By Morton Smart, C.V.O., D.S.O., M.D. Cloth. Price, $3.75. Pp. 217, with 4 illustrations. New York & London: Oxford University Press, 1933.
This article is only available in the PDF format. Download the PDF to view the article, as well as its associated figures and tables.
The object of this book is to present the treatment of injuries to muscles and joints and their sequelae by the method of graduated muscular contractions and to describe the electrical unit used and the technic of its application. The author emphasizes the importance of the restoration of muscle function after all types of injuries. He calls attention to the fact that when a joint is injured nearly every other component part receives some kind of treatment. While graduated muscular contraction treatment is not new, it was popularized by the author. A muscle, he points out, is a highly sensitive structure with power to respond to a variety of stimuli and when in a healthy state is capable, by its tone and its inherent power to contract, of acting as a guard to a joint by intercepting any sudden stresses that might cause damage to other joint structures. A knowledge

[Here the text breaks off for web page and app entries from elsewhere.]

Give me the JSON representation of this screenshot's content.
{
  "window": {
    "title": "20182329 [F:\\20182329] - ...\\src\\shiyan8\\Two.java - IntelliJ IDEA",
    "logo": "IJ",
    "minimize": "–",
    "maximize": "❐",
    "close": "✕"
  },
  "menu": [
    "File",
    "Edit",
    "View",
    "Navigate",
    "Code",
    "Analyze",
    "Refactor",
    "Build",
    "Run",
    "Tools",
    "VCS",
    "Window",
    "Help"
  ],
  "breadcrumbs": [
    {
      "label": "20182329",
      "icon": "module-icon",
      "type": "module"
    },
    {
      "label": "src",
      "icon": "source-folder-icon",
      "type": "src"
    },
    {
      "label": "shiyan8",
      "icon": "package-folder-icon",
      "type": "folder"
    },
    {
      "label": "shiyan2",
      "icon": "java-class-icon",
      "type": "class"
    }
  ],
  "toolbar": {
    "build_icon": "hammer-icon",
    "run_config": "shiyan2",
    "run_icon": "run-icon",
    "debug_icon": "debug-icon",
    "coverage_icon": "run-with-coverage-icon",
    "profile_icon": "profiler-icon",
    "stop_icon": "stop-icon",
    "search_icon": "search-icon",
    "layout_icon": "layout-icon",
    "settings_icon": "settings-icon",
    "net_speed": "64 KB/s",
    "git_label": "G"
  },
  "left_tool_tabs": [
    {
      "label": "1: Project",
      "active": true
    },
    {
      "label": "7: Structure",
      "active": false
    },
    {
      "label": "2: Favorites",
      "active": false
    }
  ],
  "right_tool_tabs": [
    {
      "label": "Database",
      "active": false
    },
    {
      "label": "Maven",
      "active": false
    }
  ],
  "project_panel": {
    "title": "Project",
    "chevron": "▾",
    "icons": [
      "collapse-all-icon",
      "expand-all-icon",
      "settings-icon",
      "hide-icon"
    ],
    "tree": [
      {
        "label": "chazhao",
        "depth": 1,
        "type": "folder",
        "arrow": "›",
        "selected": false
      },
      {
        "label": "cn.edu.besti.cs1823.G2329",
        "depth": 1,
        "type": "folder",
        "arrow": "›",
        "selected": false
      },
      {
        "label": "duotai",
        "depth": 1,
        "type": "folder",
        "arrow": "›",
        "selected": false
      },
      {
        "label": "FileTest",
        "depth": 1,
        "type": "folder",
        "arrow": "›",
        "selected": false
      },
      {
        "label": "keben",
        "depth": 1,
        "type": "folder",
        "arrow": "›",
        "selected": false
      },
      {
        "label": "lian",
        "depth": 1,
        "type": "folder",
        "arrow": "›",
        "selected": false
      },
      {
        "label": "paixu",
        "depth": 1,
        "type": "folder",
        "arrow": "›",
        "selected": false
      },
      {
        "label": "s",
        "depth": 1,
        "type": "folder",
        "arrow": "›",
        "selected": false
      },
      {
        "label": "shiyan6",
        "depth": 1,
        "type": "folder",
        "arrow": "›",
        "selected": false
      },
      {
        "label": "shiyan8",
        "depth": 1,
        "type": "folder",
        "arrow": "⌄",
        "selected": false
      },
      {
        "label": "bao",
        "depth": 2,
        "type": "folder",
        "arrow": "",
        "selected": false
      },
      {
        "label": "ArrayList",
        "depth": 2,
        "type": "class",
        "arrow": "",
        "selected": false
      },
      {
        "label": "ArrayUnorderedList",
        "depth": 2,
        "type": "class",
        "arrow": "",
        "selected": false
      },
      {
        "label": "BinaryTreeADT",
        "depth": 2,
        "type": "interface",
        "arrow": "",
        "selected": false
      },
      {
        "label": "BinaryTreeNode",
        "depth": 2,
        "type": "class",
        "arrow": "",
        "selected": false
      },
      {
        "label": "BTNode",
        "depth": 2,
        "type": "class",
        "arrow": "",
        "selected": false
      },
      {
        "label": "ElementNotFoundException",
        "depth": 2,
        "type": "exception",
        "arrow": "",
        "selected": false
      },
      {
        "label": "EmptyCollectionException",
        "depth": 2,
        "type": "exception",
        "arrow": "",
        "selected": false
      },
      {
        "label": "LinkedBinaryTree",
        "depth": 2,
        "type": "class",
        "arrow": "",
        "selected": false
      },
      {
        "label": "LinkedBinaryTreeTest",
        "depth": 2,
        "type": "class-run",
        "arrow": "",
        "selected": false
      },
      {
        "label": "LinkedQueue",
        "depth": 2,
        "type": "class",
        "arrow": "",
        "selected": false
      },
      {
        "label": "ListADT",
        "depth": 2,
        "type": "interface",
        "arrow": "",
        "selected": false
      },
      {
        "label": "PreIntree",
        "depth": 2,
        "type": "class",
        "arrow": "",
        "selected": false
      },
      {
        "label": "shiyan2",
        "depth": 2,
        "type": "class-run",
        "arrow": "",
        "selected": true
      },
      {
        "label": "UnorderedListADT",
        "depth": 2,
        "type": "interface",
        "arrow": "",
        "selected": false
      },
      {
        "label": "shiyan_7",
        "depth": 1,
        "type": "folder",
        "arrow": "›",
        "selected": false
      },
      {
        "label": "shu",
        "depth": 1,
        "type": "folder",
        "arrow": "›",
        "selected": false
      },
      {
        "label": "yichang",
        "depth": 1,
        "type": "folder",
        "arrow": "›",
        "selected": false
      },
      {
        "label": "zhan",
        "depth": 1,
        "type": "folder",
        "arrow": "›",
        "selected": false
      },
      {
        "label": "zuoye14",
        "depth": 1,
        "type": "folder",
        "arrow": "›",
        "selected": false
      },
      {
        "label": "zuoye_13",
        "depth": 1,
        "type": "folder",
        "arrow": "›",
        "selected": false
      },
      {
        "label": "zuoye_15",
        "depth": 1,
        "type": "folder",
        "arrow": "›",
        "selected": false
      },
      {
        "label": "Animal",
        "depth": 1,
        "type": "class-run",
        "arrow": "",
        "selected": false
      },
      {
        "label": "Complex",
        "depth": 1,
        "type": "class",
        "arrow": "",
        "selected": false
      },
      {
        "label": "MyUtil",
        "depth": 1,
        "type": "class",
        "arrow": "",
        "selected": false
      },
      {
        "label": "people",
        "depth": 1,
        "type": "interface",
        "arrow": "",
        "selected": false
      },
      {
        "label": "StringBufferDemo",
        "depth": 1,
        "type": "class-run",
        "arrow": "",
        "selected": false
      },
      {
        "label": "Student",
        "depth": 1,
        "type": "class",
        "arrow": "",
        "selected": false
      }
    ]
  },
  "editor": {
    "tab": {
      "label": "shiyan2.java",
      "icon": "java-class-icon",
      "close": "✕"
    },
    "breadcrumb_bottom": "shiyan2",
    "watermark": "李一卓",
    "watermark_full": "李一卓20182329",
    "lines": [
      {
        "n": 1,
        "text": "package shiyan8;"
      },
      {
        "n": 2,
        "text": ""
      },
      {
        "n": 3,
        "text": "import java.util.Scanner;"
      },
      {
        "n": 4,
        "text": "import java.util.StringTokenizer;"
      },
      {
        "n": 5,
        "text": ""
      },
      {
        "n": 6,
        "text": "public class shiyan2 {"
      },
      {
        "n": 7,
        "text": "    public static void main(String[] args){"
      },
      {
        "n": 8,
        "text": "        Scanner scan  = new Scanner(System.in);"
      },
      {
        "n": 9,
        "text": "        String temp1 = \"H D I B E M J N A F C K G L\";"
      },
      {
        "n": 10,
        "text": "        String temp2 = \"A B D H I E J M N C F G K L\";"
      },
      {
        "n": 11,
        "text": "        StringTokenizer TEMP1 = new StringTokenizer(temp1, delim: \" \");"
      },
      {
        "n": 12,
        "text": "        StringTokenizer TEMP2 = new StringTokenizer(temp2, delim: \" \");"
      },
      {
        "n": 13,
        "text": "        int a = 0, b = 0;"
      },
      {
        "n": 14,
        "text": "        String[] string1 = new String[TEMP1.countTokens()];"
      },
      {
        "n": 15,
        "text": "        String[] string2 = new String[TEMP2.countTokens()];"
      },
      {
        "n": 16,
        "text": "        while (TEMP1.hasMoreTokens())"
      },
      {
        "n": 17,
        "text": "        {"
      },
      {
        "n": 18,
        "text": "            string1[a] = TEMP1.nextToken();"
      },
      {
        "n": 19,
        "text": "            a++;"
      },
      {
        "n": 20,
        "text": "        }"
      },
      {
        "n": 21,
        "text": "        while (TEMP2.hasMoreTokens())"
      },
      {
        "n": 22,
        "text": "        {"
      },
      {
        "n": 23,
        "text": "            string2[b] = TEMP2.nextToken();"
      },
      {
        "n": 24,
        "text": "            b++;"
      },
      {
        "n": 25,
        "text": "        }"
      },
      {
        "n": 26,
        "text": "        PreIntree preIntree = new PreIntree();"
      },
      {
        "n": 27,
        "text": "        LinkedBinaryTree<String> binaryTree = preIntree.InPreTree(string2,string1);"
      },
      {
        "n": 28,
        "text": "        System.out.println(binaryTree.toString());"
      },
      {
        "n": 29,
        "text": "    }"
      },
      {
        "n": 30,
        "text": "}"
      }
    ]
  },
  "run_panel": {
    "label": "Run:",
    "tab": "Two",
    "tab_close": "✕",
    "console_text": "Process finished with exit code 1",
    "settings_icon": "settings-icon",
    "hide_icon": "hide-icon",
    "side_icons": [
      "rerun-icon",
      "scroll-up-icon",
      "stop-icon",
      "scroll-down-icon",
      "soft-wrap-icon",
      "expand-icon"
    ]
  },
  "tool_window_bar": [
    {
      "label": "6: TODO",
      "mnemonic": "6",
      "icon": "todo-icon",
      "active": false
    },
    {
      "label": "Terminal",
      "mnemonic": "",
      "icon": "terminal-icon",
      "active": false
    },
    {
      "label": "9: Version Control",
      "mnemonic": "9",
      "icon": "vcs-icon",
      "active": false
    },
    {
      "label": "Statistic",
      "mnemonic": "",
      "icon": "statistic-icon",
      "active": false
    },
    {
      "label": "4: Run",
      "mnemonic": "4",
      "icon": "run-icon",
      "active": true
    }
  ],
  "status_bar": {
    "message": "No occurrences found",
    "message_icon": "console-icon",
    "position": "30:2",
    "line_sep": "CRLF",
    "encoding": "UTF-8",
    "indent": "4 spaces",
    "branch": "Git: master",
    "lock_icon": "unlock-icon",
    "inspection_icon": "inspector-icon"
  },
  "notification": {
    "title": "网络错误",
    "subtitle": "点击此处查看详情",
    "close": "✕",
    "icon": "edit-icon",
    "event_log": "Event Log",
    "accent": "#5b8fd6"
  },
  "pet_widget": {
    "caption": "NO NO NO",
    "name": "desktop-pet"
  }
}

The Principles of Treatment of Muscles and Joints by Graduated Muscular Contractions. JAMA. 1934;102(7):564. doi:10.1001/jama.1934.02750070062029